Liz Truss promises to bring 'Yorkshire grit' to the job if she becomes Prime Minister
Report by Harry Horton
Voting for the Conservative leadership race has closed and on Monday we find out if Liz Truss will be our new Prime Minister.
Truss describes herself as a “straight talking Yorkshire woman” and said she’d bring the “grit, determination and straight talking” she was taught in Yorkshire to Number 10.
She's even promised to channel the spirit of legendary Leeds United manager Don Revie if she becomes prime minister.
Throughout this leadership campaign, she’s used her Yorkshire upbringing to form a key part of her pitch to Conservative party members.
Liz Truss was born in Oxford, but when she was 12 years old her family moved to Leeds and attended Roundhay School.
One pupil from her year told ITV Calendar she remembers Truss being “very intelligent and well spoken and kept a small group of friends. I do remember she was not very good at sport.”

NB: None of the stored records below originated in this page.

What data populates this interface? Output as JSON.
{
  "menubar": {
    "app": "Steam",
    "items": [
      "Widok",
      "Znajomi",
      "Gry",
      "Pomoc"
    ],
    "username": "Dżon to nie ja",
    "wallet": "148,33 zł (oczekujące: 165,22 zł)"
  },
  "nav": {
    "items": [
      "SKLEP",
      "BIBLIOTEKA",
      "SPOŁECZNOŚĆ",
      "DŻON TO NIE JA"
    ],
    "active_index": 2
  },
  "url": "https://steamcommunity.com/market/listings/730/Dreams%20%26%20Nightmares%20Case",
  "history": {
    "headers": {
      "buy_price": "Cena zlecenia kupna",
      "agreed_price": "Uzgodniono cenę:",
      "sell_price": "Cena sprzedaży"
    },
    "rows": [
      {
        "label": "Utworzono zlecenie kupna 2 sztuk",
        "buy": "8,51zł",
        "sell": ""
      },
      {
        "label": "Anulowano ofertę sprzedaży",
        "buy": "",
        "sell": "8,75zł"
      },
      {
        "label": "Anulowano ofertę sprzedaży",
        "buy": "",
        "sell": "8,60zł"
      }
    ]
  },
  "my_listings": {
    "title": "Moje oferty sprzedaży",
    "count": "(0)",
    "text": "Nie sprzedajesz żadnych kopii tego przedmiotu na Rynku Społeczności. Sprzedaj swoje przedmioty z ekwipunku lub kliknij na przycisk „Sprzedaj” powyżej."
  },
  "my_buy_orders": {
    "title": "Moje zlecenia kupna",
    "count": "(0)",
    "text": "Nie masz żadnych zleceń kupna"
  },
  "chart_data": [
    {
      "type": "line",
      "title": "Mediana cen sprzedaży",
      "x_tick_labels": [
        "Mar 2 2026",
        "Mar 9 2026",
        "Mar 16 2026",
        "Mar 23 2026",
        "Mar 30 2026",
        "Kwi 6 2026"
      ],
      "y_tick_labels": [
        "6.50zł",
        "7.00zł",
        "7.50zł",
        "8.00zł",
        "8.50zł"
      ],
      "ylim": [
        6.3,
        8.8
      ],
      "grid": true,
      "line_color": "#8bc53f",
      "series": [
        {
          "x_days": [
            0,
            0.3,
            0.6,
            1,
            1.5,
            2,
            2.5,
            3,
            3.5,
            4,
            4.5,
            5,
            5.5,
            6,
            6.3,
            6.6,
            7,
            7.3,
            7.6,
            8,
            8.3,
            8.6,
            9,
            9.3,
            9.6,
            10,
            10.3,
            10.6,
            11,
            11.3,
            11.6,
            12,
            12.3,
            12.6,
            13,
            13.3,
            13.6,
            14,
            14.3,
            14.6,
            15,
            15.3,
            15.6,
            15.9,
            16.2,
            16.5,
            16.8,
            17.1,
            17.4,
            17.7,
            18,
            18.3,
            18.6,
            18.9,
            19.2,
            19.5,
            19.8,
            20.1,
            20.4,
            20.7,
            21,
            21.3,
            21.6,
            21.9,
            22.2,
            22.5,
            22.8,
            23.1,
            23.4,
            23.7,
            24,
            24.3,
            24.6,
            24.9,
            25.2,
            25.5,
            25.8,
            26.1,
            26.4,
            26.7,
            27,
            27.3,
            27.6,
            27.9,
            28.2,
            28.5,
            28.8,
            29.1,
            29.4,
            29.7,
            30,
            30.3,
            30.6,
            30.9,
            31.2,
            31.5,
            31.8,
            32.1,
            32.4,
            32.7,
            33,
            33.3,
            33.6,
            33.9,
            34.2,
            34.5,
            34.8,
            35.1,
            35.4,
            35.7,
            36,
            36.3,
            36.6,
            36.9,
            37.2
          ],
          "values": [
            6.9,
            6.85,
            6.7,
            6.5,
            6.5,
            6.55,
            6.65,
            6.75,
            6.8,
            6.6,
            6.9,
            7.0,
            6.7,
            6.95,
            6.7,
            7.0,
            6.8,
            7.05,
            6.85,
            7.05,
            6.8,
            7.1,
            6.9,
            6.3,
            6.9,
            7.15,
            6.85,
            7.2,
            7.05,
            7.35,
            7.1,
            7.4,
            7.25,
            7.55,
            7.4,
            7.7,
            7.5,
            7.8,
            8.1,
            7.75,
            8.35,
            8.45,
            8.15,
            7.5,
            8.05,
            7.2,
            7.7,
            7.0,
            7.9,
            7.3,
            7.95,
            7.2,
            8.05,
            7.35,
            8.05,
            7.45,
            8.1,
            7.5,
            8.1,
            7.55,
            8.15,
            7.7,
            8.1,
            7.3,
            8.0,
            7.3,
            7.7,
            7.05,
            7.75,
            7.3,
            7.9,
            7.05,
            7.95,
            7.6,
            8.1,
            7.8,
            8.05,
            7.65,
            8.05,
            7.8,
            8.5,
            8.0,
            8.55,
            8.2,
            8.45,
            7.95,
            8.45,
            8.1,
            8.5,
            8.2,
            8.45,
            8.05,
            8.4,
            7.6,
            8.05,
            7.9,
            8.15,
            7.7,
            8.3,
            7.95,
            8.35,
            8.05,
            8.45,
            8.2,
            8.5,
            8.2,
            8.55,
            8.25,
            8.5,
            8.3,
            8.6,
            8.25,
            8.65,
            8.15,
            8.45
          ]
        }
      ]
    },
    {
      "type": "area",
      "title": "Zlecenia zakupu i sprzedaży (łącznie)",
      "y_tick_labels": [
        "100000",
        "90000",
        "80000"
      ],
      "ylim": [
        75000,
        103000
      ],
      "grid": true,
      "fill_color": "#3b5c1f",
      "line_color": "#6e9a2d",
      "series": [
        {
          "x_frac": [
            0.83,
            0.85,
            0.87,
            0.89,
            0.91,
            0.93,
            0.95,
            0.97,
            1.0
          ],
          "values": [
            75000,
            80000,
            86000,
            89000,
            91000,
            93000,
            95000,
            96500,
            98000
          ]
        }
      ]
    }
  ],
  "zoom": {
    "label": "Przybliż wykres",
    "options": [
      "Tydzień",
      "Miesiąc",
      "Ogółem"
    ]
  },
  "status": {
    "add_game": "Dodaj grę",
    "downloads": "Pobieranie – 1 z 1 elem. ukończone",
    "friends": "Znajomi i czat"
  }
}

During the course of the campaign, Liz Truss caused a minor scandal when she said Roundhay School “let down” children and described her affluent former neighbourhood as a “red wall” area.
“She was talking about that it’s a bit of a red area… it’s absolutely ridiculous,” said Alex Chilinsky in nearby Roundhay park when asked about Truss’ comments.
“It’s a very leafy, pretty well heeled area and clearly she did very well, having gone to Oxford University,” said Sarah Conway, who lives in Roundhay.
Her mother Priscilla stood as a Liberal Democrat candidate for Leeds City Council in 2004 and her father, John, was a mathematics professor at Leeds University - both still live in the city.
When Liz Truss came to Leeds for the Conservative Party hustings in July, she stayed at her mother’s home in Chapel Allerton the night before who later joined her on the campaign at Elland Road.
Liz Truss’ father was reportedly “saddened” by his daughter’s conservative beliefs.
Despite being a member of the Liberal Democrats at Oxford University, Truss stood as the Conservative candidate in the West Yorkshire seats of Hemsworth in 2001 and later Calder Valley in 2005.
In both seats she cut the Labour majority and impressed senior Tories.
Geraldine Carter, who campaigned with her in Calder Valley, said: "She had an understanding of how people in the North function,” she told ITV Calendar.
"I think she gave people a bit of confidence that from a conservative perspective we were going the right way to win the next general election.
"She has an iron will. She’s not the iron lady that Maggie Thatcher was because she comes from a different era and a different time. But she has an iron will, and she will do things her way, but I think with sensitivity."
Liz Truss was eventually elected as an MP in South West Norfolk in 2010.
She’s visited Yorkshire as Environment Secretary, Trade Secretary and Foreign Secretary, but her next visit could well be as prime minister.